An image shows the invisibility resulting from the application of nanoscale textures to the surface of glass. Photo by Brookhaven National Laboratory
Oct. 30 (UPI) -- Scientists at Brookhaven National Laboratory's Center for Functional Nanomaterials have developed a new method for making glass more invisible.
Under most light conditions, glass gives its presence away with a slightly glare. Glare is helpful when you're trying to avoid a sliding glass door, but it can be distracting when you're trying to watch television during the day or use a computer outside.
Glare is created by light reflection. The amount light waves bend as they move through a material is called the refractive index. When light passes from glass to air, it experiences a sudden change in refractive index, causing some of the light to be reflected.
Scientists at Brookhaven found they could make the shift in reflective indexes more gradual by texturing glass surfaces with nanoscale patterns.
Researchers used the self-assembling pattern of molecules that form block copolymers as a template for texturing the glass. The repeating pattern features nanoscale cone-shaped structures. When applied to glass, the pattern almost completely removes surface reflections.

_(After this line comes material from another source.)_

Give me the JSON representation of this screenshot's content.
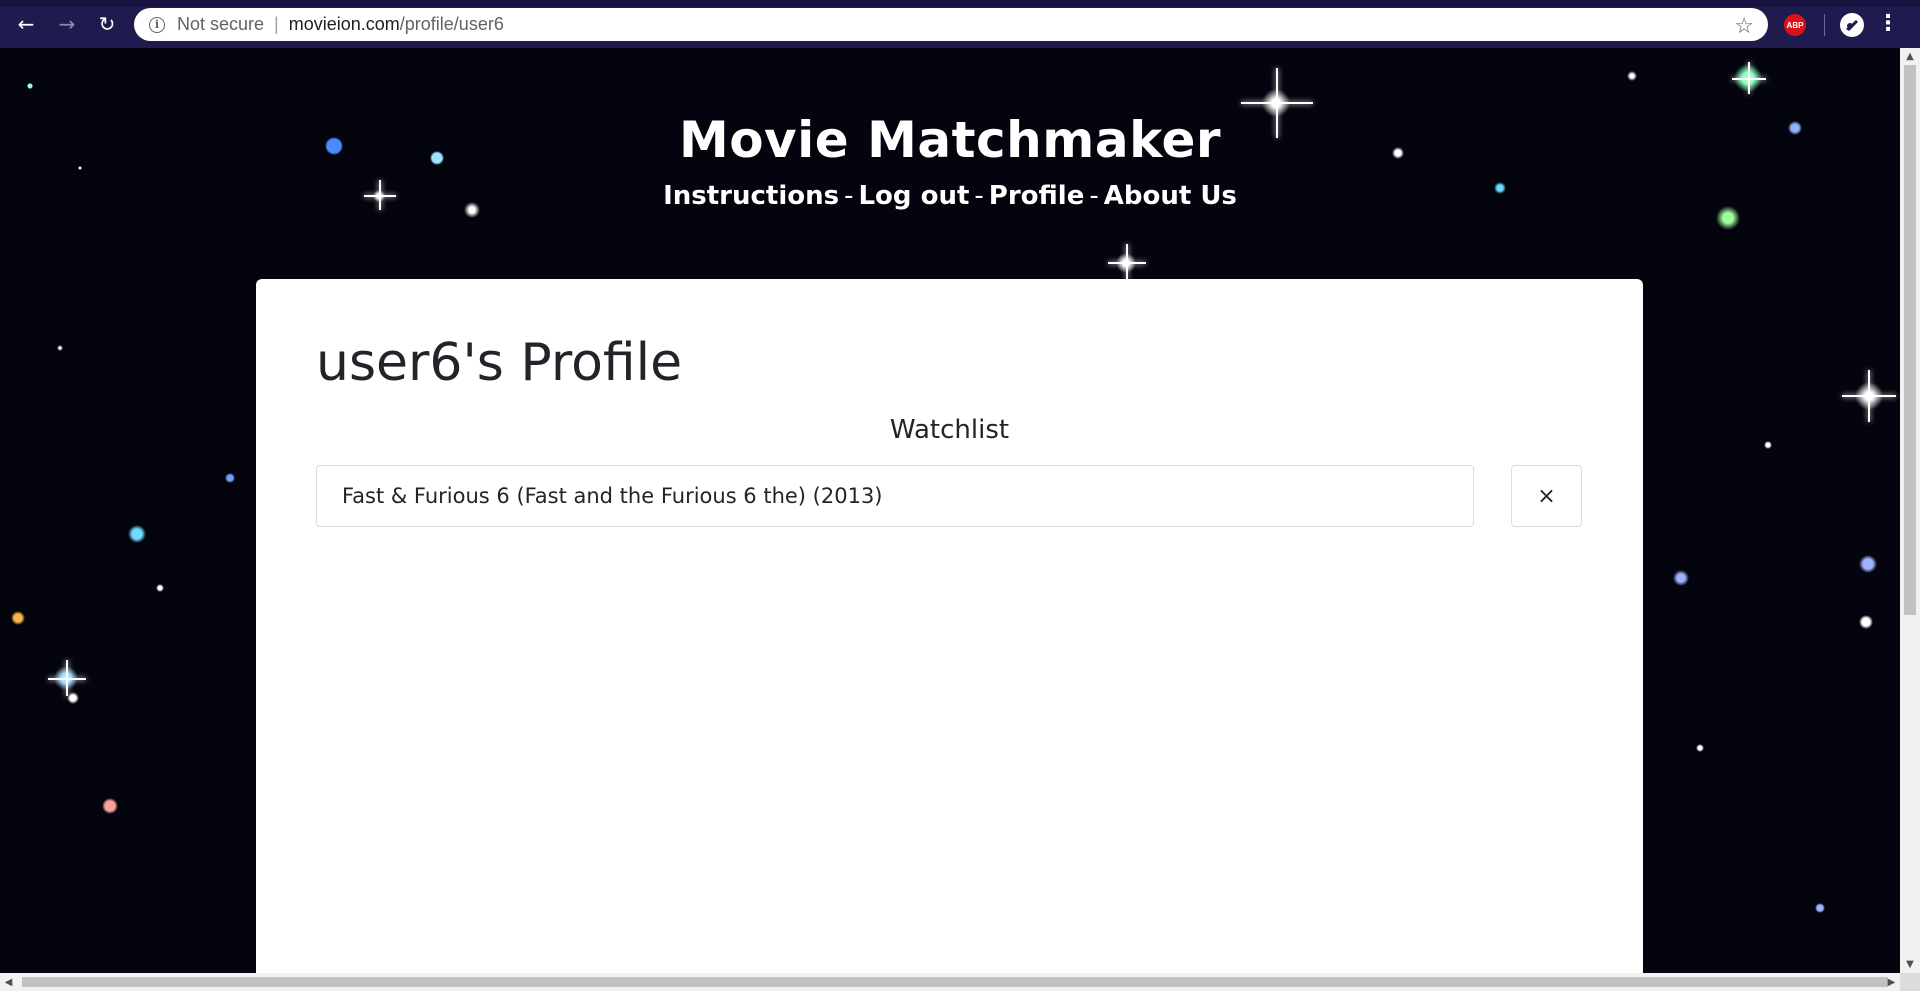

"We have eliminated reflections from glass windows not by coating the glass with layers of different materials but by changing the geometry of the surface at the nanoscale," Andreas Liapis, a postdoctoral lab researcher at CFN, said in a news release. "Because our final structure is composed entirely of glass, it is more durable than conventional antireflective coatings."

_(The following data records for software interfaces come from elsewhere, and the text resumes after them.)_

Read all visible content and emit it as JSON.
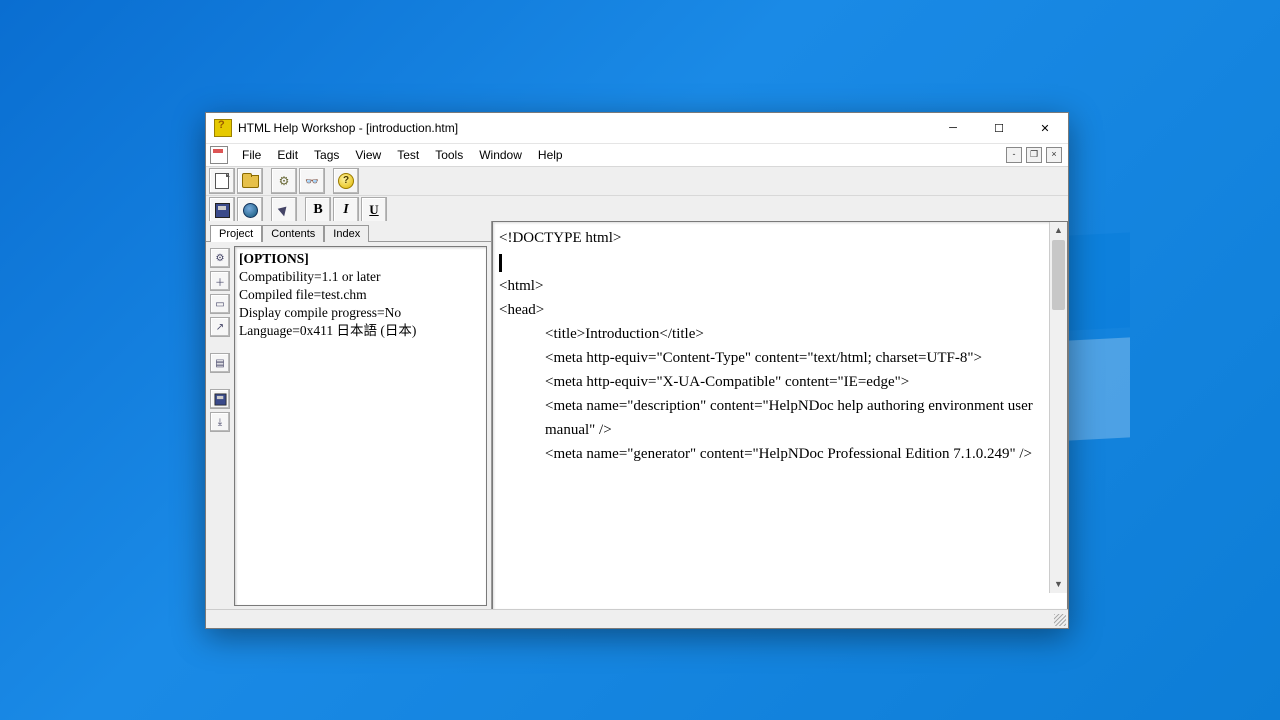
{
  "window": {
    "title": "HTML Help Workshop - [introduction.htm]"
  },
  "menu": {
    "file": "File",
    "edit": "Edit",
    "tags": "Tags",
    "view": "View",
    "test": "Test",
    "tools": "Tools",
    "window": "Window",
    "help": "Help"
  },
  "left": {
    "tabs": {
      "project": "Project",
      "contents": "Contents",
      "index": "Index"
    },
    "options_header": "[OPTIONS]",
    "lines": {
      "l1": "Compatibility=1.1 or later",
      "l2": "Compiled file=test.chm",
      "l3": "Display compile progress=No",
      "l4": "Language=0x411 日本語 (日本)"
    }
  },
  "editor": {
    "l1": "<!DOCTYPE html>",
    "l2": "",
    "l3": "<html>",
    "l4": "",
    "l5": "<head>",
    "l6": "<title>Introduction</title>",
    "l7": "<meta http-equiv=\"Content-Type\" content=\"text/html; charset=UTF-8\">",
    "l8": "<meta http-equiv=\"X-UA-Compatible\" content=\"IE=edge\">",
    "l9": "<meta name=\"description\" content=\"HelpNDoc help authoring environment user manual\" />",
    "l10": "<meta name=\"generator\" content=\"HelpNDoc Professional Edition 7.1.0.249\" />"
  },
  "toolbar2": {
    "b": "B",
    "i": "I",
    "u": "U"
  }
}
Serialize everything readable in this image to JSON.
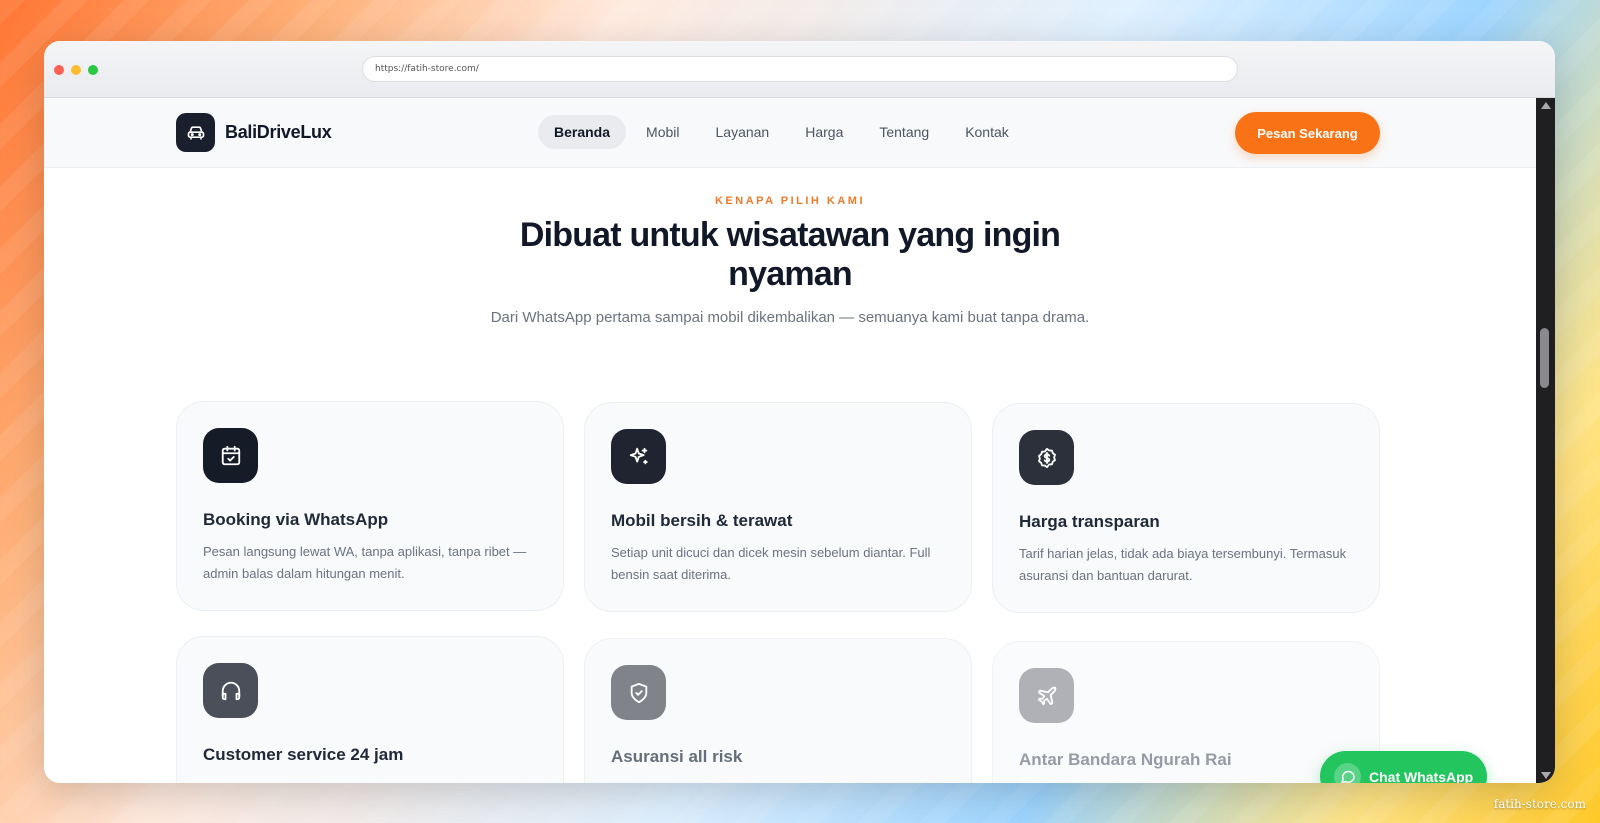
{
  "browser": {
    "url": "https://fatih-store.com/"
  },
  "nav": {
    "brand": "BaliDriveLux",
    "links": [
      "Beranda",
      "Mobil",
      "Layanan",
      "Harga",
      "Tentang",
      "Kontak"
    ],
    "active": "Beranda",
    "cta": "Pesan Sekarang"
  },
  "section": {
    "eyebrow": "KENAPA PILIH KAMI",
    "heading": "Dibuat untuk wisatawan yang ingin nyaman",
    "subtitle": "Dari WhatsApp pertama sampai mobil dikembalikan — semuanya kami buat tanpa drama."
  },
  "cards": [
    {
      "icon": "calendar-check-icon",
      "title": "Booking via WhatsApp",
      "desc": "Pesan langsung lewat WA, tanpa aplikasi, tanpa ribet — admin balas dalam hitungan menit."
    },
    {
      "icon": "sparkles-icon",
      "title": "Mobil bersih & terawat",
      "desc": "Setiap unit dicuci dan dicek mesin sebelum diantar. Full bensin saat diterima."
    },
    {
      "icon": "dollar-badge-icon",
      "title": "Harga transparan",
      "desc": "Tarif harian jelas, tidak ada biaya tersembunyi. Termasuk asuransi dan bantuan darurat."
    },
    {
      "icon": "headphones-icon",
      "title": "Customer service 24 jam",
      "desc": ""
    },
    {
      "icon": "shield-check-icon",
      "title": "Asuransi all risk",
      "desc": ""
    },
    {
      "icon": "plane-icon",
      "title": "Antar Bandara Ngurah Rai",
      "desc": ""
    }
  ],
  "whatsapp": {
    "label": "Chat WhatsApp"
  },
  "watermark": "fatih-store.com",
  "colors": {
    "accent": "#f97316",
    "dark": "#1a1f2e",
    "whatsapp": "#22c55e",
    "eyebrow": "#f07a2a"
  }
}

Tests showed the textured glass reduces glare without limiting the amount of light passing through. Tests also showed solar cells protected by a nanotextured glass cover outperformed those protected by a conventional glass cover.
Researchers described their new technology in a paper published this week in the journal Applied Physics Letters.
"Our role in the CFN is to demonstrate how nanoscience can facilitate the design of new materials with improved properties," said CFN Director Charles Black. "This work is a great example of that -- we'd love to find a partner to help advance these remarkable materials toward technology."